Skip to main content

sunday notes



"He lived there two whole years at his own expense, and welcomed all who came to him, proclaiming the kingdom of God and teaching about the Lord Jesus Christ with all boldness and without hindrance."  (Acts 28:30-31 ESV)

Sermon MP3 here. 

“And you will be my witnesses... to the end of the earth.” (Acts 1:8)... 
Thirty years and 1500 miles later... “...and so we came to Rome.” (Acts 28:14)



Do I sincerely believe that Jesus’ death for our sins and his resurrection are true historical events?
Have I been convicted of my own lostness and turned to God in faith and repentance?
Am I committed to the world-wide expansion of this good news about Jesus?
Am I submitted to, and living for, the larger and glorious Kingdom of God or for my smaller kingdom of self?
Have I quenched or grieved God’s Spirit, who desires to give me power and boldness in witness?  
Am I prepared to give a gracious defense for what I believe and why I believe it?
Am I using my limitations as an opportunity for advancing the gospel, or as an excuse for not sharing the gospel?
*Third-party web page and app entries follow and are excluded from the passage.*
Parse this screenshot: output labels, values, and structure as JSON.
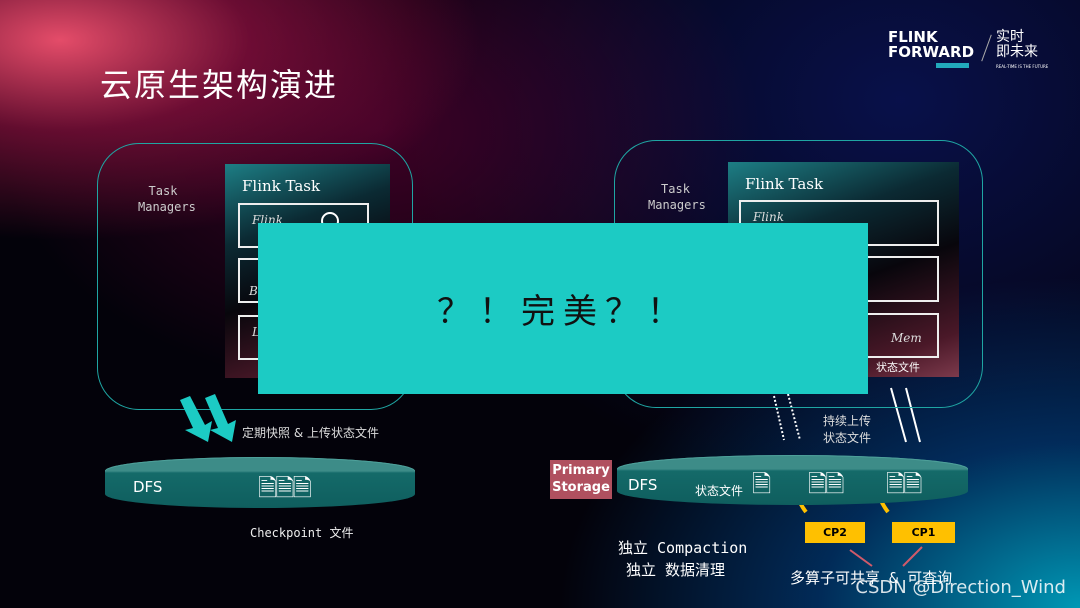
{
  "slide": {
    "title": "云原生架构演进"
  },
  "logo": {
    "line1": "FLINK",
    "line2": "FORWARD",
    "cn_line1": "实时",
    "cn_line2": "即未来",
    "tagline": "REAL-TIME IS THE FUTURE"
  },
  "left": {
    "tm_label_1": "Task",
    "tm_label_2": "Managers",
    "flink_task": "Flink Task",
    "sub1": "Flink",
    "sub2": "B",
    "sub3": "L",
    "snapshot_label": "定期快照 & 上传状态文件",
    "dfs": "DFS",
    "checkpoint_label": "Checkpoint 文件"
  },
  "overlay": {
    "text": "？！完美？！"
  },
  "right": {
    "tm_label_1": "Task",
    "tm_label_2": "Managers",
    "flink_task": "Flink Task",
    "sub1": "Flink",
    "mem": "Mem",
    "state_file_panel": "状态文件",
    "upload_label_1": "持续上传",
    "upload_label_2": "状态文件",
    "primary_1": "Primary",
    "primary_2": "Storage",
    "dfs": "DFS",
    "state_file": "状态文件",
    "cp2": "CP2",
    "cp1": "CP1",
    "compaction": "独立 Compaction",
    "cleanup": "独立 数据清理",
    "shared": "多算子可共享 & 可查询"
  },
  "watermark": "CSDN @Direction_Wind",
  "colors": {
    "overlay": "#1ccbc4",
    "border": "#1fa6a3",
    "cp": "#ffc000",
    "primary": "#b0505f"
  }
}
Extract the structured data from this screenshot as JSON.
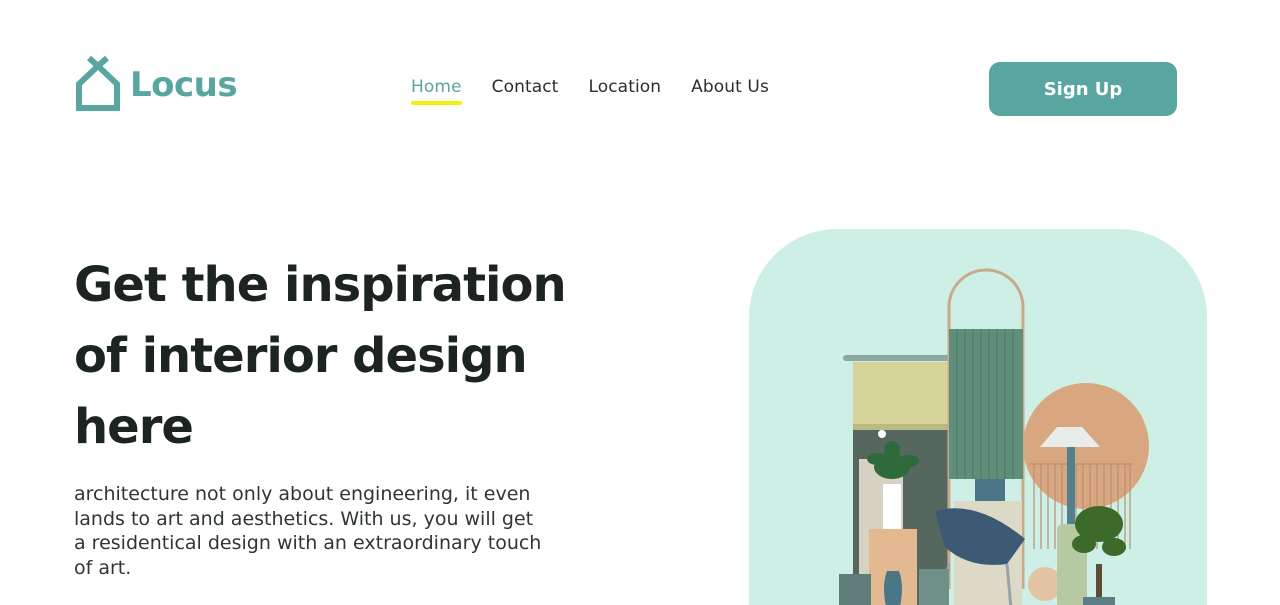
{
  "brand": {
    "name": "Locus",
    "icon": "house-icon",
    "color": "#59a6a0"
  },
  "nav": {
    "items": [
      {
        "label": "Home",
        "active": true
      },
      {
        "label": "Contact",
        "active": false
      },
      {
        "label": "Location",
        "active": false
      },
      {
        "label": "About Us",
        "active": false
      }
    ],
    "active_underline_color": "#f0f20a"
  },
  "header": {
    "signup_label": "Sign Up"
  },
  "hero": {
    "headline_lines": [
      "Get the inspiration",
      "of interior design",
      "here"
    ],
    "description_lines": [
      "architecture not only about engineering, it even",
      "lands to art and aesthetics. With us, you will get",
      "a residentical design with an extraordinary touch",
      "of art."
    ],
    "image_name": "interior-design-illustration",
    "image_bg": "#cdefe6"
  },
  "colors": {
    "accent": "#59a6a0",
    "text": "#1c2421",
    "highlight": "#f0f20a"
  }
}
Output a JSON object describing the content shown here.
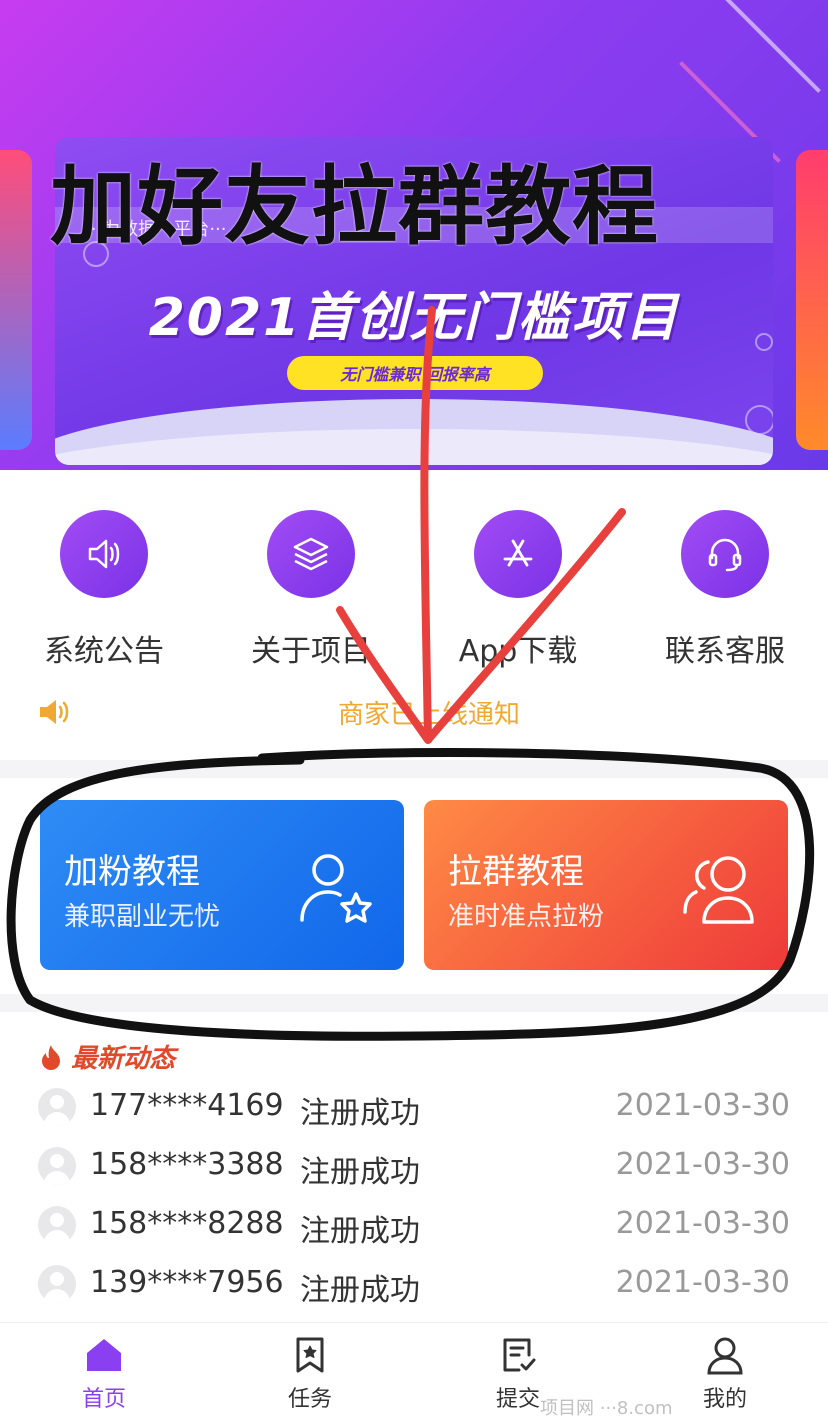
{
  "overlay_title": "加好友拉群教程",
  "banner": {
    "ribbon_text": "···为数据···平台···",
    "headline": "2021首创无门槛项目",
    "pill": "无门槛兼职 回报率高"
  },
  "menu": [
    {
      "label": "系统公告",
      "icon": "speaker-icon"
    },
    {
      "label": "关于项目",
      "icon": "layers-icon"
    },
    {
      "label": "App下载",
      "icon": "app-store-icon"
    },
    {
      "label": "联系客服",
      "icon": "headset-icon"
    }
  ],
  "notice": {
    "text": "商家已上线通知",
    "icon": "speaker-small-icon"
  },
  "cards": [
    {
      "title": "加粉教程",
      "subtitle": "兼职副业无忧",
      "icon": "user-star-icon"
    },
    {
      "title": "拉群教程",
      "subtitle": "准时准点拉粉",
      "icon": "group-icon"
    }
  ],
  "feed": {
    "title": "最新动态",
    "rows": [
      {
        "phone": "177****4169",
        "status": "注册成功",
        "date": "2021-03-30"
      },
      {
        "phone": "158****3388",
        "status": "注册成功",
        "date": "2021-03-30"
      },
      {
        "phone": "158****8288",
        "status": "注册成功",
        "date": "2021-03-30"
      },
      {
        "phone": "139****7956",
        "status": "注册成功",
        "date": "2021-03-30"
      }
    ]
  },
  "tabs": [
    {
      "label": "首页",
      "icon": "home-icon",
      "active": true
    },
    {
      "label": "任务",
      "icon": "bookmark-icon",
      "active": false
    },
    {
      "label": "提交",
      "icon": "submit-icon",
      "active": false
    },
    {
      "label": "我的",
      "icon": "user-icon",
      "active": false
    }
  ],
  "watermark": "项目网 ···8.com",
  "colors": {
    "accent": "#8a3ff0",
    "card_blue": "#1f7bf0",
    "card_orange": "#f2583e",
    "notice": "#f0a830",
    "marker_red": "#e8403c",
    "marker_black": "#111111"
  }
}
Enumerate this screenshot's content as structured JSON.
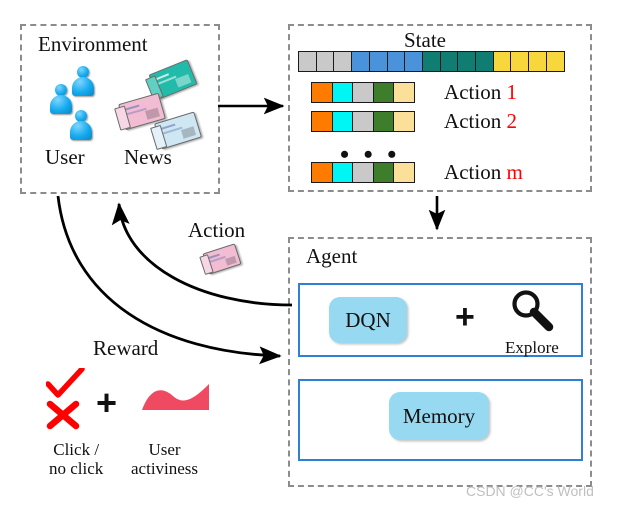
{
  "environment": {
    "title": "Environment",
    "user_label": "User",
    "news_label": "News",
    "people_count": 3,
    "news_count": 3,
    "news_colors": [
      "#1fb7a6",
      "#f0bcd2",
      "#cde4f2"
    ],
    "person_color": "#14a9ee"
  },
  "state_panel": {
    "title": "State",
    "state_cells": [
      "#c9c9c9",
      "#c9c9c9",
      "#c9c9c9",
      "#4a92d9",
      "#4a92d9",
      "#4a92d9",
      "#4a92d9",
      "#0f7d72",
      "#0f7d72",
      "#0f7d72",
      "#0f7d72",
      "#f8d73c",
      "#f8d73c",
      "#f8d73c",
      "#f8d73c"
    ],
    "action_cells": [
      "#ff7b00",
      "#00f5f5",
      "#c9c9c9",
      "#3e7d2a",
      "#fbe09a"
    ],
    "actions": [
      {
        "prefix": "Action ",
        "index": "1"
      },
      {
        "prefix": "Action ",
        "index": "2"
      },
      {
        "prefix": "Action ",
        "index": "m"
      }
    ],
    "ellipsis": "• • •"
  },
  "agent_panel": {
    "title": "Agent",
    "dqn_label": "DQN",
    "plus_symbol": "+",
    "explore_label": "Explore",
    "explore_icon": "magnifier-icon",
    "memory_label": "Memory",
    "accent_color": "#2f7fd6",
    "pill_color": "#97d9f0"
  },
  "flow": {
    "action_label": "Action",
    "reward_label": "Reward"
  },
  "reward": {
    "check_icon": "check-mark-icon",
    "x_icon": "x-mark-icon",
    "plus_symbol": "+",
    "wave_icon": "activity-wave-icon",
    "click_line1": "Click /",
    "click_line2": "no click",
    "activeness_line1": "User",
    "activeness_line2": "activiness",
    "mark_color": "#ff0000",
    "wave_color": "#f04a63"
  },
  "watermark": {
    "text": "CSDN @CC's World"
  }
}
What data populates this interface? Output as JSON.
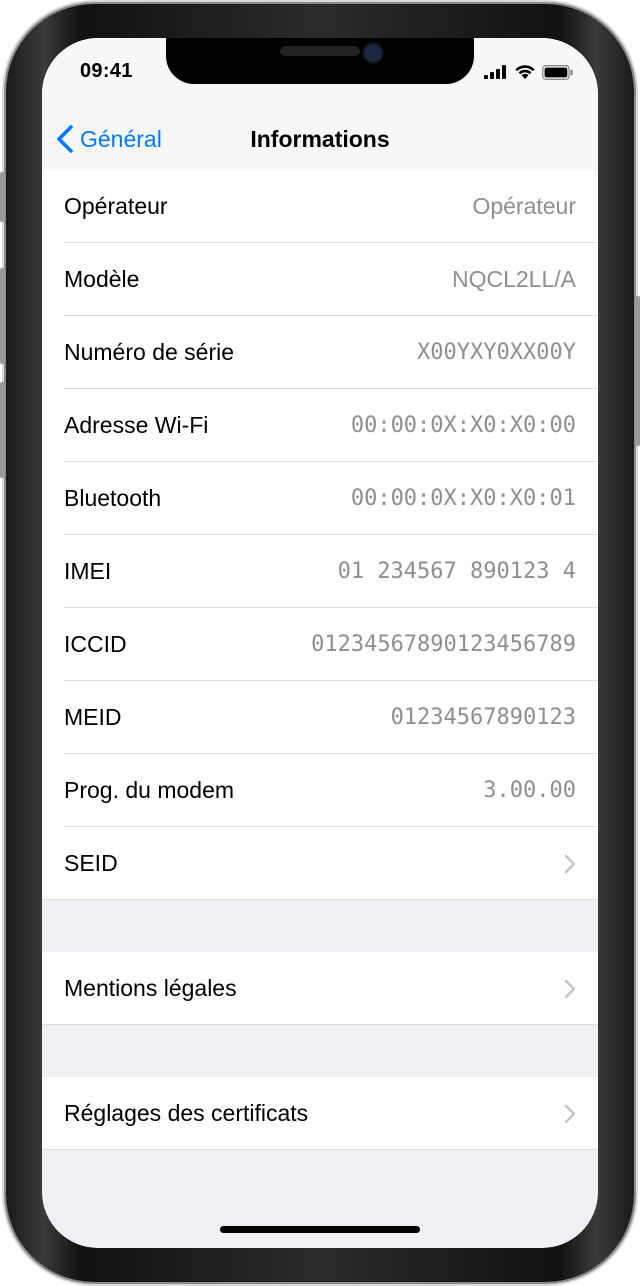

Comments

Popular posts from this blog

bible reading dec 3-5

  Bible reading for weekend December 3 -- 5  Dec 3 -- Nahum 1 and Luke 17 Dec 4 -- Nahum 2 and Luke 18 Dec 5 -- Nahum 3 and Luke 19 ================ "The LORD is good, a stronghold in the day of trouble; he knows those who take refuge in him. But with an overflowing flood he will make a complete end of the adversaries, and will pursue his enemies into darkness." (Nahum 1:7-8)  TIME'S UP FOR NINEVEH (Nah 1-3). The prophecy of Nahum is God's word to the people of Nineveh, part two. Jonah was part one, chronicling a city-wide repentance of Assyrians in the capital about a hundred years earlier. The closing bookend is Nahum, and the Assyrian empire is big, powerful, and aggressive. Notice the references to chariots (2:3-4, 13; 3:2). The Assyrians were a militarily advanced culture, and cruel in their warfare. Whatever spiritual receptivity they had at the time of Jonah was gone by the time of Nahum. Nahum may not have actually visited Nineveh, for it seems the book was w

bible reading nov 1-2

  Bible reading for weekend Nov 1 -- 2 Nov 1 -- Hosea 7 and Psalms 120-122 Nov 2 -- Hosea 8 and Psalms 123-125 ================   "Were I to write for him my laws by the ten thousands, they would be regarded as a strange thing." (Hosea 8:12) THE RESULTS OF SIN (ch 7-8). Notice the words and metaphors to describe Israel's sinful condition: they are surrounded with, and proud of, their evil (7:1-3); like adulterers in the heat of passion (7:4-5); their anger is like a hot oven (7:6-7); they are like a half-cooked (one side only) cake (7:8); their strength is gone (7:9); they are like silly doves easily trapped (7:11-12); they are undependable like a warped bow (7:16). In spite of all of this they are so proud of themselves! (We might say they have a strong self-esteem.) They have spurned what is good (8:3); they sow to the wind and have no real fruit (8:7); they are a useless vessel (8:8) and a wild donkey wandering alone (8:9); they regard God's law as a strange thing

Howard Hendricks on OT books chronology

When I was in seminary, Howard Hendricks (aka "Prof") gave us a little card with the books of the OT chronologically arranged. The scanned copy I have was a bit blurry and I wanted to make something like this available for our church class in OT theology ("Story of Redemption"). A few minor edits and here it is...